By Nancy Pope, Historian
This post is part two in a series on September 11th and the postal service. Click for parts one, three, and four.
The World Trade Center (WTC) was large enough to contain its own ZIP code, 10047. After the attacks of September 11, 2001, that code and another, also covering WTC buildings, 10048, were withdrawn from use out of respect.
Across the street from the WTC, the Church Street post office was one of four New York post offices closed after the attack. Unlike the others, which were able to reopen within the next week , the Church Street office sustained significant damage and was closed for repairs for three years. Church Street was also the home office for a number of postal inspectors, postal police officers and support staff as well as for employees of the U.S. Postal Service’s New York City crime lab. That morning, after the building was evacuated by 10am, U.S. Postal inspectors moved into the streets, offering assistance to civilians and local police officers injured in the attack and helping evacuate the area. Shortly after that Tuesday Inspectors, aided by the National Guard and local police, retrieved the mail still held in the Church Street post office. The mail was driven to the Farley Post Office building on 33rd street, just four miles north.
The Church Street post office served more than just the World Trade Center buildings. Although the post office was closed after the attack, mail continued to arrive. Workers had to process mail for the surrounding neighborhood as well as for buildings that were no longer standing. By September 12 Church Street employees had been detailed to other buildings. Delivery and customer service employees were re-assigned to the Farley building. Processing staff were told to report to the Morgan processing center just three blocks away. Two days later, the Church street employees had set up a functioning version of their old office on the ground floor of the Farley building. Clerks dusted off old surplus metal mailboxes and used them as stand-ins for the almost 4,000 post office boxes that sat remarkably undamaged, but inaccessible, at Church Street.
As mail continued to arrive, the ten carriers whose daily rounds had been the corridors of the World Trade Center complex continued to process mail for the approximately 16,000 addresses of the twin towers. Carriers spoke of the steady depression of sorting mail for those who would never retrieve it, of those on their routes in the building who did not survive.
After the attack, those whose mail would have been delivered out of the Church Street post office had to travel to the Farley Building for their mail. The first two weeks, patrons stood in long lines, designated by ZIP codes, set up outside the Farley building to get their mail. The block-long lines finally eased as smaller post offices reopened and carriers began to reach more of the formerly cordoned-off areas.
Over 80,000 delivery points (an address to which mail is delivered) were initially affected when delivery service was suspended below 14th street in Manhattan for days following the attack. Thirty thousand delivery points remained affected even after most of the post offices reopened. Carriers who were able to return to their old routes had trouble reaching some homes as the police and National Guard moved barricades and switched street closings over the next few months. Each morning carriers set out on their daily rounds, not knowing which path they would be able to follow to deliver the mail.

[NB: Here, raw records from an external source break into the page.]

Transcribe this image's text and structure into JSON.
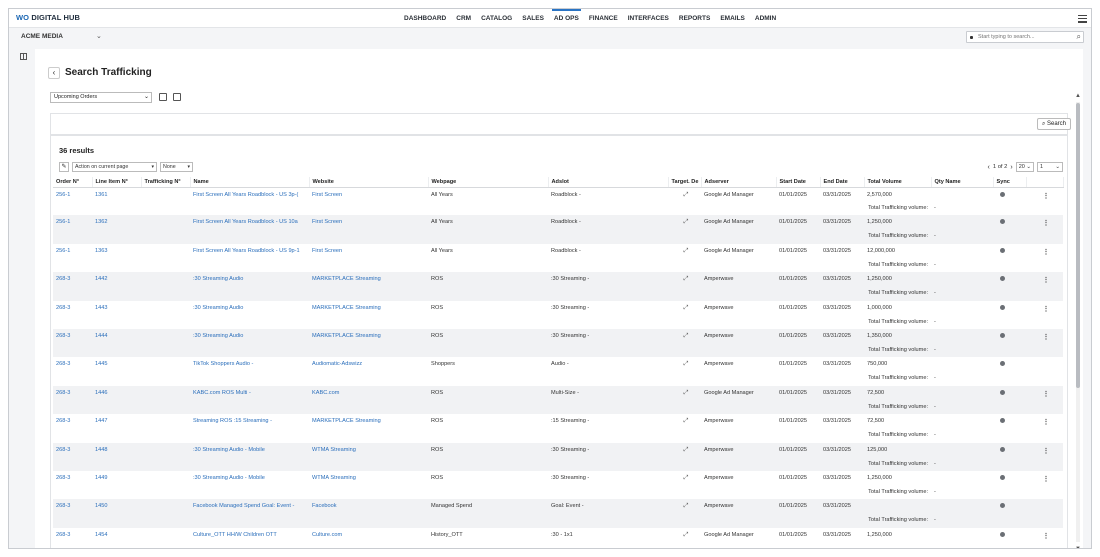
{
  "app": {
    "brand_prefix": "WO",
    "brand_name": "DIGITAL HUB"
  },
  "nav": {
    "items": [
      "DASHBOARD",
      "CRM",
      "CATALOG",
      "SALES",
      "AD OPS",
      "FINANCE",
      "INTERFACES",
      "REPORTS",
      "EMAILS",
      "ADMIN"
    ],
    "active": "AD OPS"
  },
  "org": {
    "name": "ACME MEDIA"
  },
  "global_search": {
    "placeholder": "Start typing to search..."
  },
  "page": {
    "title": "Search Trafficking",
    "view_selected": "Upcoming Orders",
    "search_label": "Search"
  },
  "results": {
    "count_label": "36 results",
    "bulk_action": "Action on current page",
    "bulk_filter": "None",
    "pagination": {
      "label": "1 of 2",
      "page_size": "20",
      "page": "1"
    },
    "columns": [
      "Order N°",
      "Line Item N°",
      "Trafficking N°",
      "Name",
      "Website",
      "Webpage",
      "Adslot",
      "Target. De",
      "Adserver",
      "Start Date",
      "End Date",
      "Total Volume",
      "Qty Name",
      "Sync"
    ],
    "sub_label": "Total Trafficking volume:",
    "rows": [
      {
        "order": "256-1",
        "line": "1361",
        "traf": "",
        "name": "First Screen All Years Roadblock - US 3p-(",
        "website": "First Screen",
        "webpage": "All Years",
        "adslot": "Roadblock -",
        "adserver": "Google Ad Manager",
        "start": "01/01/2025",
        "end": "03/31/2025",
        "volume": "2,570,000",
        "qty": "",
        "sub_value": "-",
        "menu": true
      },
      {
        "order": "256-1",
        "line": "1362",
        "traf": "",
        "name": "First Screen All Years Roadblock - US 10a",
        "website": "First Screen",
        "webpage": "All Years",
        "adslot": "Roadblock -",
        "adserver": "Google Ad Manager",
        "start": "01/01/2025",
        "end": "03/31/2025",
        "volume": "1,250,000",
        "qty": "",
        "sub_value": "-",
        "menu": true
      },
      {
        "order": "256-1",
        "line": "1363",
        "traf": "",
        "name": "First Screen All Years Roadblock - US 9p-1",
        "website": "First Screen",
        "webpage": "All Years",
        "adslot": "Roadblock -",
        "adserver": "Google Ad Manager",
        "start": "01/01/2025",
        "end": "03/31/2025",
        "volume": "12,000,000",
        "qty": "",
        "sub_value": "-",
        "menu": true
      },
      {
        "order": "268-3",
        "line": "1442",
        "traf": "",
        "name": ":30 Streaming Audio",
        "website": "MARKETPLACE Streaming",
        "webpage": "ROS",
        "adslot": ":30 Streaming -",
        "adserver": "Amperwave",
        "start": "01/01/2025",
        "end": "03/31/2025",
        "volume": "1,250,000",
        "qty": "",
        "sub_value": "-",
        "menu": true
      },
      {
        "order": "268-3",
        "line": "1443",
        "traf": "",
        "name": ":30 Streaming Audio",
        "website": "MARKETPLACE Streaming",
        "webpage": "ROS",
        "adslot": ":30 Streaming -",
        "adserver": "Amperwave",
        "start": "01/01/2025",
        "end": "03/31/2025",
        "volume": "1,000,000",
        "qty": "",
        "sub_value": "-",
        "menu": true
      },
      {
        "order": "268-3",
        "line": "1444",
        "traf": "",
        "name": ":30 Streaming Audio",
        "website": "MARKETPLACE Streaming",
        "webpage": "ROS",
        "adslot": ":30 Streaming -",
        "adserver": "Amperwave",
        "start": "01/01/2025",
        "end": "03/31/2025",
        "volume": "1,350,000",
        "qty": "",
        "sub_value": "-",
        "menu": true
      },
      {
        "order": "268-3",
        "line": "1445",
        "traf": "",
        "name": "TikTok Shoppers Audio -",
        "website": "Audiomatic-Adswizz",
        "webpage": "Shoppers",
        "adslot": "Audio -",
        "adserver": "Amperwave",
        "start": "01/01/2025",
        "end": "03/31/2025",
        "volume": "750,000",
        "qty": "",
        "sub_value": "-",
        "menu": false
      },
      {
        "order": "268-3",
        "line": "1446",
        "traf": "",
        "name": "KABC.com ROS Multi -",
        "website": "KABC.com",
        "webpage": "ROS",
        "adslot": "Multi-Size -",
        "adserver": "Google Ad Manager",
        "start": "01/01/2025",
        "end": "03/31/2025",
        "volume": "72,500",
        "qty": "",
        "sub_value": "-",
        "menu": true
      },
      {
        "order": "268-3",
        "line": "1447",
        "traf": "",
        "name": "Streaming ROS :15 Streaming -",
        "website": "MARKETPLACE Streaming",
        "webpage": "ROS",
        "adslot": ":15 Streaming -",
        "adserver": "Amperwave",
        "start": "01/01/2025",
        "end": "03/31/2025",
        "volume": "72,500",
        "qty": "",
        "sub_value": "-",
        "menu": true
      },
      {
        "order": "268-3",
        "line": "1448",
        "traf": "",
        "name": ":30 Streaming Audio - Mobile",
        "website": "WTMA Streaming",
        "webpage": "ROS",
        "adslot": ":30 Streaming -",
        "adserver": "Amperwave",
        "start": "01/01/2025",
        "end": "03/31/2025",
        "volume": "125,000",
        "qty": "",
        "sub_value": "-",
        "menu": true
      },
      {
        "order": "268-3",
        "line": "1449",
        "traf": "",
        "name": ":30 Streaming Audio - Mobile",
        "website": "WTMA Streaming",
        "webpage": "ROS",
        "adslot": ":30 Streaming -",
        "adserver": "Amperwave",
        "start": "01/01/2025",
        "end": "03/31/2025",
        "volume": "1,250,000",
        "qty": "",
        "sub_value": "-",
        "menu": true
      },
      {
        "order": "268-3",
        "line": "1450",
        "traf": "",
        "name": "Facebook Managed Spend Goal: Event -",
        "website": "Facebook",
        "webpage": "Managed Spend",
        "adslot": "Goal: Event -",
        "adserver": "Amperwave",
        "start": "01/01/2025",
        "end": "03/31/2025",
        "volume": "",
        "qty": "",
        "sub_value": "-",
        "menu": false
      },
      {
        "order": "268-3",
        "line": "1454",
        "traf": "",
        "name": "Culture_OTT HH/W Children OTT",
        "website": "Culture.com",
        "webpage": "History_OTT",
        "adslot": ":30 - 1x1",
        "adserver": "Google Ad Manager",
        "start": "01/01/2025",
        "end": "03/31/2025",
        "volume": "1,250,000",
        "qty": "",
        "sub_value": "",
        "menu": true
      }
    ]
  },
  "icons": {
    "back": "chevron-left-icon",
    "target": "expand-arrows-icon",
    "sync": "sync-status-icon",
    "menu": "kebab-menu-icon"
  },
  "colors": {
    "link": "#2a6ebb",
    "active_nav": "#2a74c4",
    "row_shade": "#f1f2f4"
  }
}
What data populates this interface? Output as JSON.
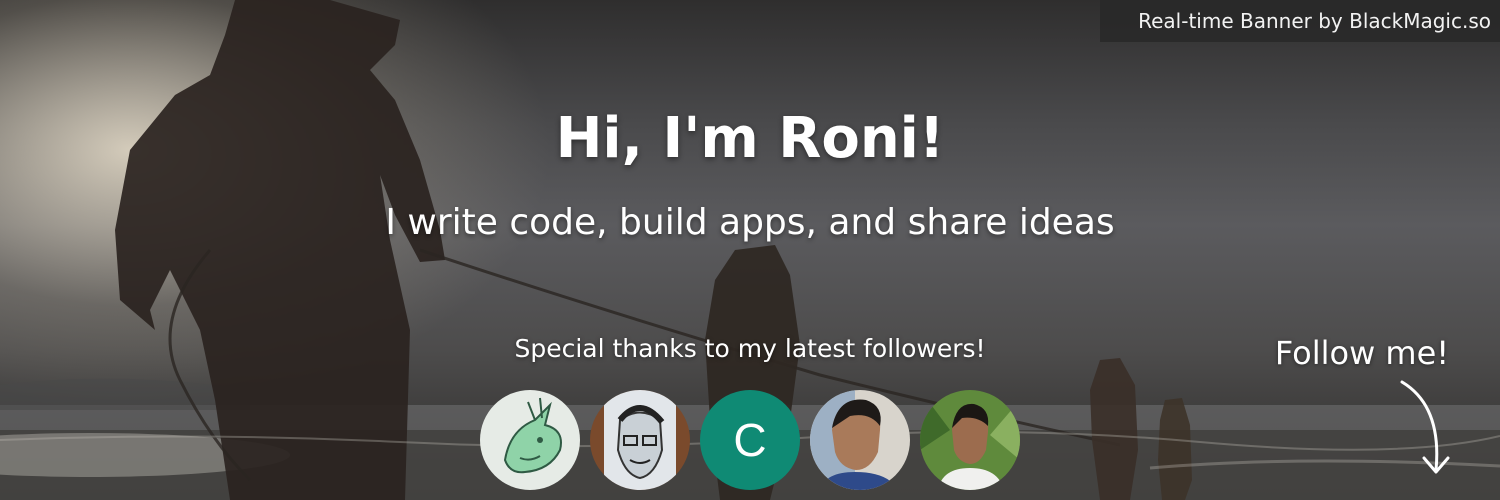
{
  "banner": {
    "brand_tag": "Real-time Banner by BlackMagic.so",
    "headline": "Hi, I'm Roni!",
    "tagline": "I write code, build apps, and share ideas",
    "followers_heading": "Special thanks to my latest followers!",
    "follow_cta": "Follow me!"
  },
  "followers": [
    {
      "kind": "image",
      "depicts": "green dragon drawing"
    },
    {
      "kind": "image",
      "depicts": "sketched portrait"
    },
    {
      "kind": "initial",
      "letter": "C",
      "color": "#0f8a74"
    },
    {
      "kind": "image",
      "depicts": "young man photo"
    },
    {
      "kind": "image",
      "depicts": "man among plants photo"
    }
  ],
  "icons": {
    "follow_arrow": "curved-arrow-down-icon"
  },
  "colors": {
    "text": "#ffffff",
    "brand_tag_bg": "#282828",
    "initial_avatar": "#0f8a74"
  }
}
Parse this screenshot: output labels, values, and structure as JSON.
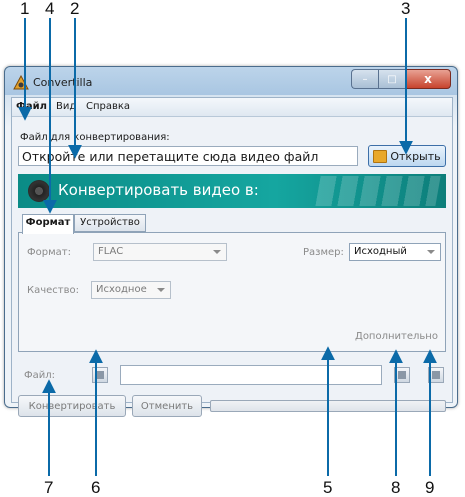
{
  "callouts": [
    "1",
    "2",
    "3",
    "4",
    "5",
    "6",
    "7",
    "8",
    "9"
  ],
  "window": {
    "title": "Convertilla",
    "controls": {
      "minimize": "–",
      "maximize": "□",
      "close": "x"
    }
  },
  "menu": {
    "file": "Файл",
    "view": "Вид",
    "help": "Справка"
  },
  "file_section": {
    "label": "Файл для конвертирования:",
    "input_value": "Откройте или перетащите сюда видео файл",
    "open_button": "Открыть"
  },
  "banner": {
    "title": "Конвертировать видео в:"
  },
  "tabs": {
    "format": "Формат",
    "device": "Устройство"
  },
  "format_panel": {
    "format_label": "Формат:",
    "format_value": "FLAC",
    "size_label": "Размер:",
    "size_value": "Исходный",
    "quality_label": "Качество:",
    "quality_value": "Исходное",
    "advanced_link": "Дополнительно"
  },
  "output": {
    "label": "Файл:",
    "path_value": ""
  },
  "actions": {
    "convert": "Конвертировать",
    "cancel": "Отменить",
    "progress": 0
  },
  "colors": {
    "banner": "#15a6a0",
    "titlebar": "#bcd4ea",
    "close": "#c7432d"
  }
}
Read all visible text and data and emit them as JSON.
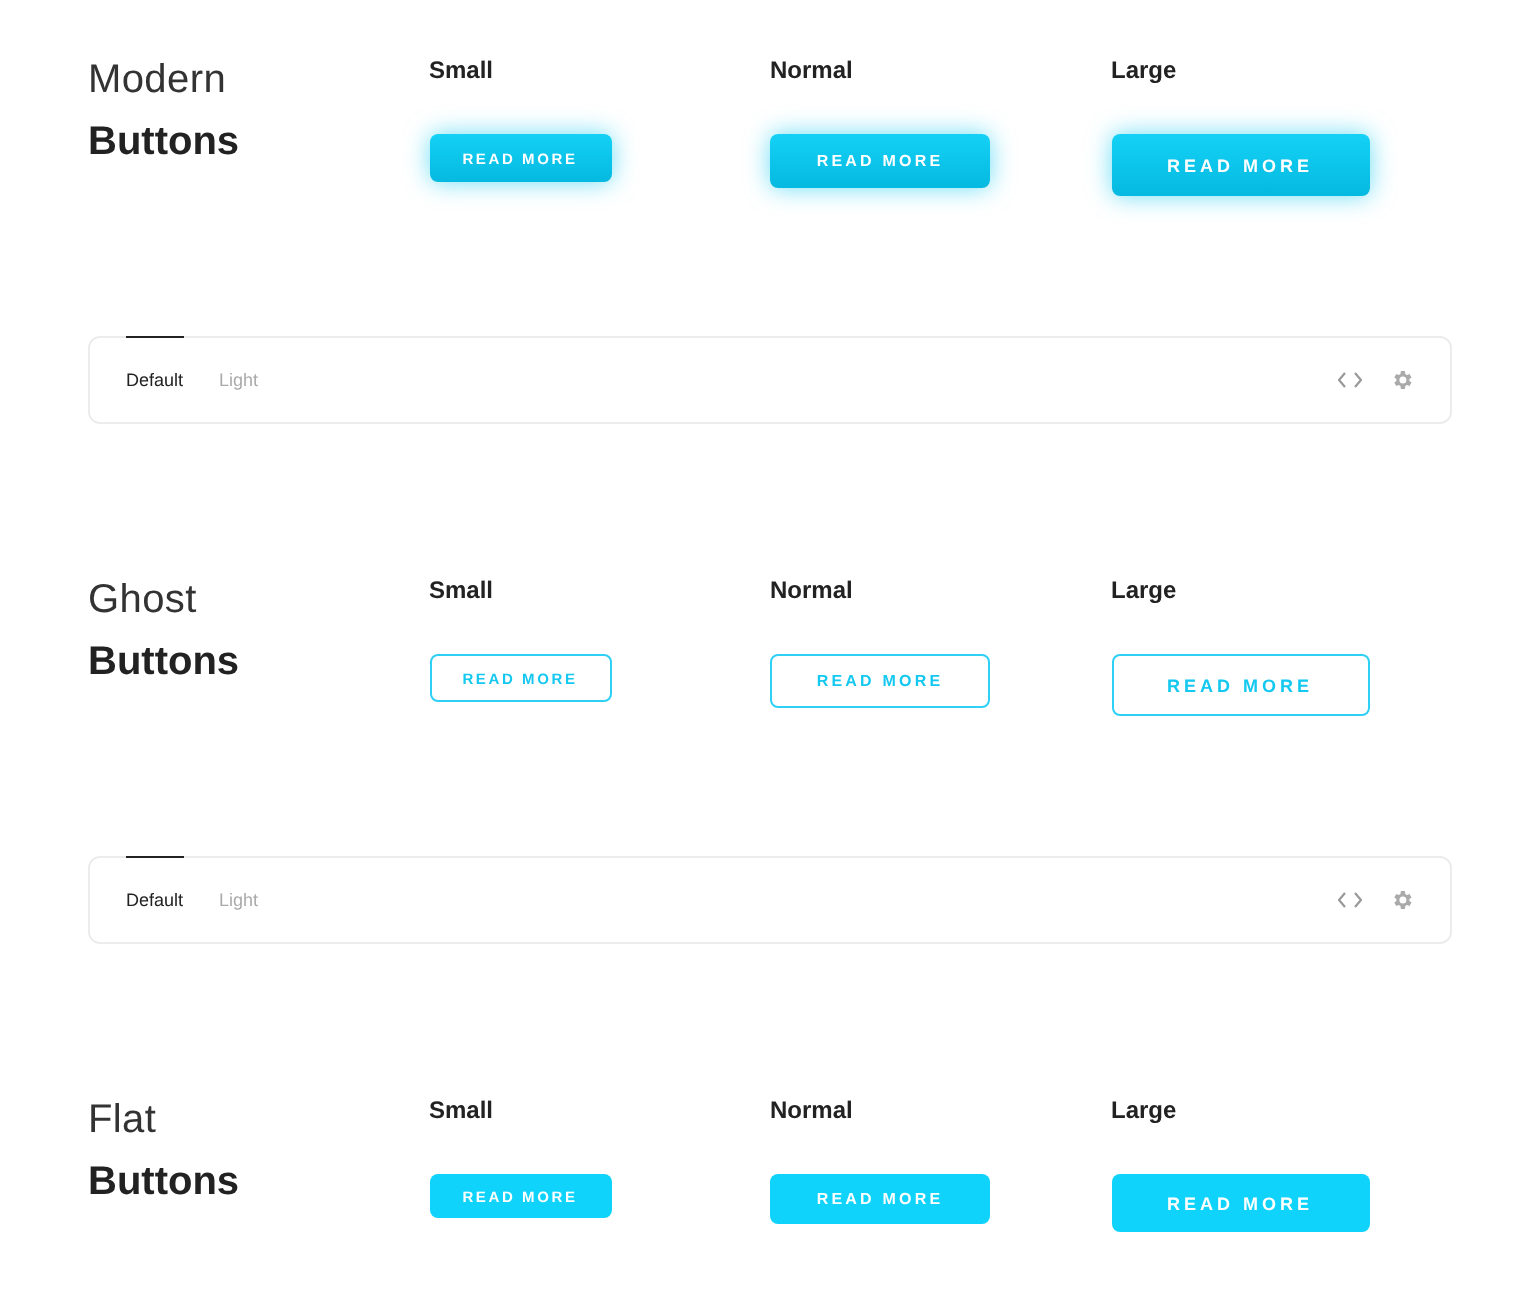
{
  "sections": [
    {
      "title_light": "Modern",
      "title_bold": "Buttons",
      "kind": "modern",
      "columns": [
        {
          "heading": "Small",
          "button": "READ MORE",
          "kind": "small"
        },
        {
          "heading": "Normal",
          "button": "READ MORE",
          "kind": "normal"
        },
        {
          "heading": "Large",
          "button": "READ MORE",
          "kind": "large"
        }
      ],
      "toolbar": {
        "tabs": [
          {
            "label": "Default",
            "selected": true
          },
          {
            "label": "Light",
            "selected": false
          }
        ]
      }
    },
    {
      "title_light": "Ghost",
      "title_bold": "Buttons",
      "kind": "ghost",
      "columns": [
        {
          "heading": "Small",
          "button": "READ MORE",
          "kind": "small"
        },
        {
          "heading": "Normal",
          "button": "READ MORE",
          "kind": "normal"
        },
        {
          "heading": "Large",
          "button": "READ MORE",
          "kind": "large"
        }
      ],
      "toolbar": {
        "tabs": [
          {
            "label": "Default",
            "selected": true
          },
          {
            "label": "Light",
            "selected": false
          }
        ]
      }
    },
    {
      "title_light": "Flat",
      "title_bold": "Buttons",
      "kind": "flat",
      "columns": [
        {
          "heading": "Small",
          "button": "READ MORE",
          "kind": "small"
        },
        {
          "heading": "Normal",
          "button": "READ MORE",
          "kind": "normal"
        },
        {
          "heading": "Large",
          "button": "READ MORE",
          "kind": "large"
        }
      ]
    }
  ]
}
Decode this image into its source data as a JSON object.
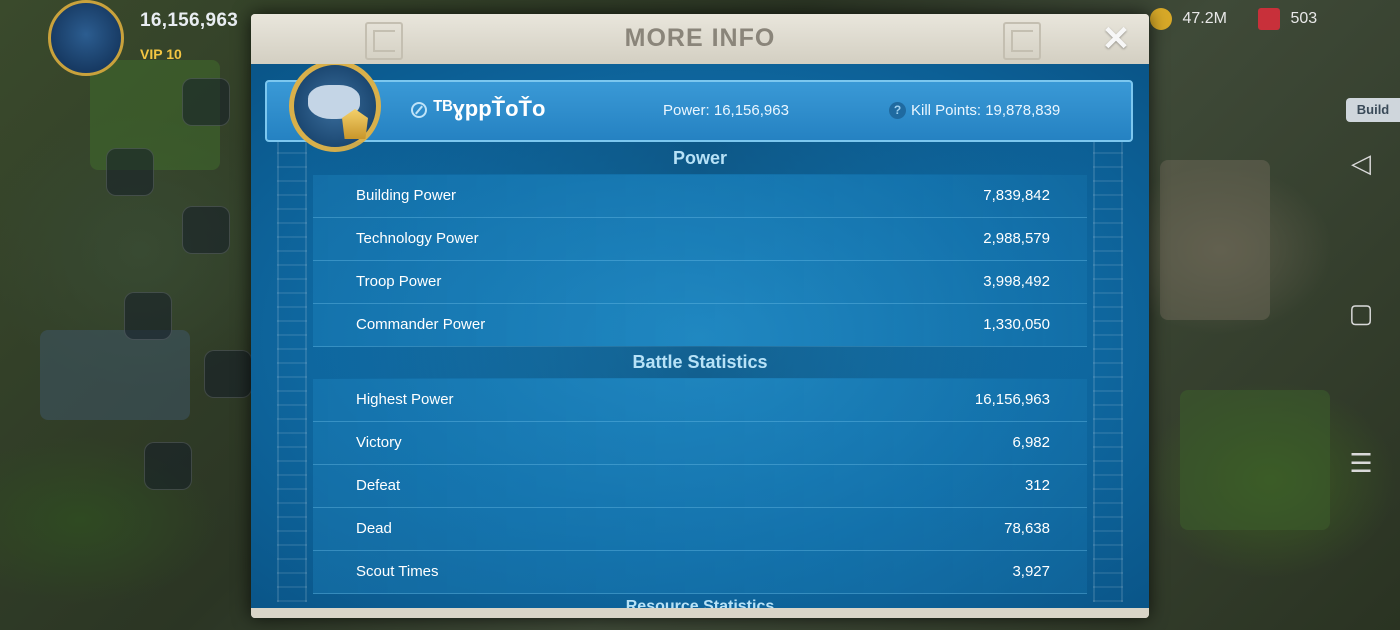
{
  "hud": {
    "power": "16,156,963",
    "vip": "VIP 10",
    "resource_1": "47.2M",
    "resource_2": "503",
    "build_label": "Build"
  },
  "modal": {
    "title": "MORE INFO",
    "close_symbol": "✕",
    "player": {
      "name": "ᵀᴮɣppŤoŤo",
      "power_label": "Power: 16,156,963",
      "kill_points_label": "Kill Points: 19,878,839",
      "help_symbol": "?"
    },
    "power_section": {
      "title": "Power",
      "rows": [
        {
          "label": "Building Power",
          "value": "7,839,842"
        },
        {
          "label": "Technology Power",
          "value": "2,988,579"
        },
        {
          "label": "Troop Power",
          "value": "3,998,492"
        },
        {
          "label": "Commander Power",
          "value": "1,330,050"
        }
      ]
    },
    "battle_section": {
      "title": "Battle Statistics",
      "rows": [
        {
          "label": "Highest Power",
          "value": "16,156,963"
        },
        {
          "label": "Victory",
          "value": "6,982"
        },
        {
          "label": "Defeat",
          "value": "312"
        },
        {
          "label": "Dead",
          "value": "78,638"
        },
        {
          "label": "Scout Times",
          "value": "3,927"
        }
      ]
    },
    "next_section_title": "Resource Statistics"
  },
  "icons": {
    "nav_back": "◁",
    "nav_home": "▢",
    "nav_menu": "☰"
  }
}
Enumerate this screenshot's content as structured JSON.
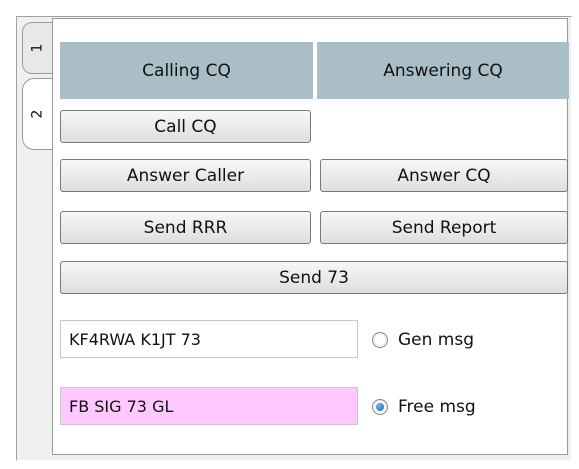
{
  "tabs": [
    {
      "label": "1",
      "selected": false
    },
    {
      "label": "2",
      "selected": true
    }
  ],
  "header": {
    "calling": "Calling CQ",
    "answering": "Answering CQ"
  },
  "buttons": {
    "call_cq": "Call CQ",
    "answer_caller": "Answer Caller",
    "answer_cq": "Answer CQ",
    "send_rrr": "Send RRR",
    "send_report": "Send Report",
    "send_73": "Send 73"
  },
  "messages": {
    "gen_value": "KF4RWA K1JT 73",
    "gen_label": "Gen msg",
    "gen_selected": false,
    "free_value": "FB SIG 73 GL",
    "free_label": "Free msg",
    "free_selected": true
  },
  "colors": {
    "header_bg": "#a9bec7",
    "free_field_bg": "#ffc8ff",
    "panel_bg": "#ffffff",
    "window_bg": "#f0f0f0"
  }
}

Mail addressed to the World Trade Center arrived every day for months following the attacks. Each piece was sorted by the now post office-bound clerks. When the pigeon-hole containers filled up, clerks moved the missives to overflowing crates marked by addressee. Most of the WTC mail sat unclaimed through October. Finally, company representatives began to claim their mail. After three months of holding the WTC mail, the postal service began to return unclaimed mail to the senders.
The Church Street post office re-opened on August 2, 2004.
About the Author
The late Nancy A. Pope, a Smithsonian Institution curator and founding historian of the National Postal Museum, worked with the items in this collection since joining the Smithsonian Institution in 1984. In 1993 she curated the opening exhibitions for the National Postal Museum. Since then, she curated several additional exhibitions. Nancy led the project team that built the National Postal Museum's first website in 2002. She also created the museum's earliest social media presence in 2007.